Your explanation of a trade is very similar to mine. I look for a setup, place my entry with a OCO stop and profit limit. Unfortunately, my hand always likes to move the stop once its placed.
quote:
Originally posted by Turk

pt mini, In your above post you mention your entry will be in the area of 886-886.25, your stoploss will be below 884 but no more than 3 ticks below the 884 level. So your actual max potential loss would be 2.5-3 handles? Is this correct?

Yes that's correct in this example. I have my trading program setup to automatically set the initial stop at a fixed distance from the entry fill price (8 ticks), then I adjust the stop manually to the correct position on the chart. In this example, with an 886.25 fill price, the software would automatically put the stop at 884.25. Given this is inside the noise zone (above 884 support), I would manually move the stop down 3 or so ticks to say 883.50. Stops placed inside the noise zone have a high probability of being picked off. The stop is designed (correctly used) to protect the new trade from a complete breakdown or failure of the larger pattern. Thus putting the stop inside the pattern itself violates the original intent of the stop, because the stop can be swept and the pattern remain perfectly valid. Also, how wide of a stop you can use is also a function of your target, I prefer to maintain at least a 2:1 reward:risk ratio.

My reason for asking is that my main trading problem is setting initial stops too tight. I have been trading with a 2h stop. Since monitoring you, Kool, VO and the others, I have gotten looser but no larger than 3 and my profits have really improved. I still have a tendency to tighten the stop 4 ticks when price moves in my favor 8 ticks and that is still hurting me. Once I get comfortable NOT MOVING THE STOP and simply exiting on my target, I will be fine.

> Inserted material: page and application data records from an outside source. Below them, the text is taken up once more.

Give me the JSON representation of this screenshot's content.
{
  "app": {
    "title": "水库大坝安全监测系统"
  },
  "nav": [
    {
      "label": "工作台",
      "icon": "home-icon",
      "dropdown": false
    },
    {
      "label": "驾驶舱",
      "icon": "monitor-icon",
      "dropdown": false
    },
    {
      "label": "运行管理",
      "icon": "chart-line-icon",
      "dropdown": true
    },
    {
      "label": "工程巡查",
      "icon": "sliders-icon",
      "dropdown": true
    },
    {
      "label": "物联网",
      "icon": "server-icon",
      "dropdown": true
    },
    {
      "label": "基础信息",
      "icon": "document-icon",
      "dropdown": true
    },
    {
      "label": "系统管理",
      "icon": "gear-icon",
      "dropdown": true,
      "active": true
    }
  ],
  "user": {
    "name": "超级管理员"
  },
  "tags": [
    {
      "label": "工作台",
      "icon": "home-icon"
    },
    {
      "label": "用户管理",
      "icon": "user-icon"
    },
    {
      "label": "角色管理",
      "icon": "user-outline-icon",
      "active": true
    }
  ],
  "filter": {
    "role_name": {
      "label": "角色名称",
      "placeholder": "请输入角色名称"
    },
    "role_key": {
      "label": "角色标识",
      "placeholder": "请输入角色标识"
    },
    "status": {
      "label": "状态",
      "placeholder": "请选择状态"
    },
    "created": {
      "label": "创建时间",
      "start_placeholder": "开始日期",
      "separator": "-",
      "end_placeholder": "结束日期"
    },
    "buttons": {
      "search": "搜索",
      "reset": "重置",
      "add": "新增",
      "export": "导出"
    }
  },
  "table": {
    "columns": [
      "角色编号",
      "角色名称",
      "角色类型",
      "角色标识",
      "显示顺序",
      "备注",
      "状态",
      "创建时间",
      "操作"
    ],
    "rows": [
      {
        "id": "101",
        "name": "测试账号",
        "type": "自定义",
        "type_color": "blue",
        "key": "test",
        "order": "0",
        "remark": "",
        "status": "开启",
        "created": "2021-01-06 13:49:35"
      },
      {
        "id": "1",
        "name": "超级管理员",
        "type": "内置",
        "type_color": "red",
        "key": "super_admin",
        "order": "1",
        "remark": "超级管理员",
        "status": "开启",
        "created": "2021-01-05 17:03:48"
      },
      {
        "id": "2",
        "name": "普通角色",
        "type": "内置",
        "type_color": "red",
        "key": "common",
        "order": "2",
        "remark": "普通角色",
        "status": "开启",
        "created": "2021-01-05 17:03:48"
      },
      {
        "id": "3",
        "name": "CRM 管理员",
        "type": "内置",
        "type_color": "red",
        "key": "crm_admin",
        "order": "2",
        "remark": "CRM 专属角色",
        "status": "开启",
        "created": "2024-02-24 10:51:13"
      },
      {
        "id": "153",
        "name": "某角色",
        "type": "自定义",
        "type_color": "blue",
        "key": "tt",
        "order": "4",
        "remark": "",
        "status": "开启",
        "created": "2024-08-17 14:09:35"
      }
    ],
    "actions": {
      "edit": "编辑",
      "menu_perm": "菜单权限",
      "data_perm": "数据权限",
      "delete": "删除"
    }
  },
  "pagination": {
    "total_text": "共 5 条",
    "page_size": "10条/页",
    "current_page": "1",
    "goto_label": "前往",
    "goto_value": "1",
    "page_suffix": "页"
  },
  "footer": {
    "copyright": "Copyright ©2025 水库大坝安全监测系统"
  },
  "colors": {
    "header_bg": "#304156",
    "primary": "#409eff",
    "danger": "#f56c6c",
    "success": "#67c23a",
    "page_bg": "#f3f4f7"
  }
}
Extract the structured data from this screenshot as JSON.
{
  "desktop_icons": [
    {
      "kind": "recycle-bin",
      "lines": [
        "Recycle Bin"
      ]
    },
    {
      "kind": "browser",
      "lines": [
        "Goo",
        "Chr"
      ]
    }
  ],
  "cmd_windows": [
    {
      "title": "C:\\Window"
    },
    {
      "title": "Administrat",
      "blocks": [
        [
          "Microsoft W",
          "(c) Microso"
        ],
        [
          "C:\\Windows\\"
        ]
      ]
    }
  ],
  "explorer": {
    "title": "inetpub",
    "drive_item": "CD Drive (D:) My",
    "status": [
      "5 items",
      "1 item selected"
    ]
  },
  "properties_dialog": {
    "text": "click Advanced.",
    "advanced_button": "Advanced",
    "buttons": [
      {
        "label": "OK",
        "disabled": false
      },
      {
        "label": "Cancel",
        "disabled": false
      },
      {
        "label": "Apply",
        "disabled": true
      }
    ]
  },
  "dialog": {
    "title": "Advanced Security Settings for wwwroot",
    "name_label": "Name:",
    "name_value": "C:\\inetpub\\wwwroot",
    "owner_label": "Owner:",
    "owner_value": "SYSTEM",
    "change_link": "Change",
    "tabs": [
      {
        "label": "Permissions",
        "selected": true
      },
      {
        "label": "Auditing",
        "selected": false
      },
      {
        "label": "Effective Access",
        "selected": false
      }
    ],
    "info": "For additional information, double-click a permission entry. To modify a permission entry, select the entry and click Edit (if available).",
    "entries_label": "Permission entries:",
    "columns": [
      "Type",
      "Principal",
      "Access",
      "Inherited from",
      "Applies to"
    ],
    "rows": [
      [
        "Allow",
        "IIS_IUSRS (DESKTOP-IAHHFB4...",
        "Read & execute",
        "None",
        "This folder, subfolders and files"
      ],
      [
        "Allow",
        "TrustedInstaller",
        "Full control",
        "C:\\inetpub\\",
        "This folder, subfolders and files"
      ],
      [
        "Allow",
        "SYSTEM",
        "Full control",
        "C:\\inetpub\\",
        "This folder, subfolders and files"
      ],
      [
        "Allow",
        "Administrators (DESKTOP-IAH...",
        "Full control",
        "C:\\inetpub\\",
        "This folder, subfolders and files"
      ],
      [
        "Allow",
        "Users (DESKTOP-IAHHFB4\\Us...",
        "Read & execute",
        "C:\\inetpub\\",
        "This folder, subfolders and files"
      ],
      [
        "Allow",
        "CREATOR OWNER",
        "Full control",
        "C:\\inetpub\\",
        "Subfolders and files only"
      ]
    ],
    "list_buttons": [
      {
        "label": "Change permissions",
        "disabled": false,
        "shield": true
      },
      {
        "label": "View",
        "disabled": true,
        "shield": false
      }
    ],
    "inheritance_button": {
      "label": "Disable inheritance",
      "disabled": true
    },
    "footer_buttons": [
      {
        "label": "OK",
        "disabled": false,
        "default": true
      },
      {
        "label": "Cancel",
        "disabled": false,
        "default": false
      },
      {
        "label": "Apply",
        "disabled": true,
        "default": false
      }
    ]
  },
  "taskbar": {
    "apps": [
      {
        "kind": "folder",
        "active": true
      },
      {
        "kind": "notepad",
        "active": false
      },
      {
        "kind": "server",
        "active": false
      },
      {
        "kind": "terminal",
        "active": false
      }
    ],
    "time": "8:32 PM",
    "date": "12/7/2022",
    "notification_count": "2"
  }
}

Your explanation of a trade is very similar to mine. I look for a setup, place my entry with a OCO stop and profit limit. Unfortunately, my hand always likes to move the stop once its placed.

I think you understand the problem your working through, and the solution is simple enough in concept. It might help to understand this is a natural process your experiencing, meaning most traders go through this phase. Eventually (hopefully sooner rather than later) you will break free of the old habit and feel more comfortable with the new habit of sitting tight and being patient. Just remember what I said in the earlier post, you have to give a trade time and space (price freedom) to find a way to work itself out.

Also consider this: If for some reason I lose confidence in the new trade, my tendency is to find a good fill price at a small profit and close the position completely rather than (waste my time) moving the stop tighter. In my view of things, moving the stop prematurely to anything less than break-even is asking to take a loss.




Edit: I had one more thought on this stop placement issue while we are on the subject. One problem we encounter with this high level of intra-day volatility is the ranges on these patterns can be very wide. One technique that helps manage this wide range problem is to use a faster chart. For example, I will use an 800 volume or 1000 volume chart for the NQ to manage stops. This allows me to get inside the larger pattern and achieve a better R:R ratio 3:1 or 4:1 without arbitrarily violating the integrity of price structure.
pt mini, Thanks for the explanation and suggestion. I am confident that I know what to do. I need to "Just Do It Every Time" and not just if I am on a winning streak.
quote:
Originally posted by Turk

pt mini, Thanks for the explanation and suggestion. I am confident that I know what to do. I need to "Just Do It Every Time" and not just if I am on a winning streak.



your welcome Turk.

It's a matter of developing more desirable habits and instincts that take the place of less helpful old habits. This development process takes time so be patient and believe you will get there. Stay focused on consistently doing the right thing at the right time.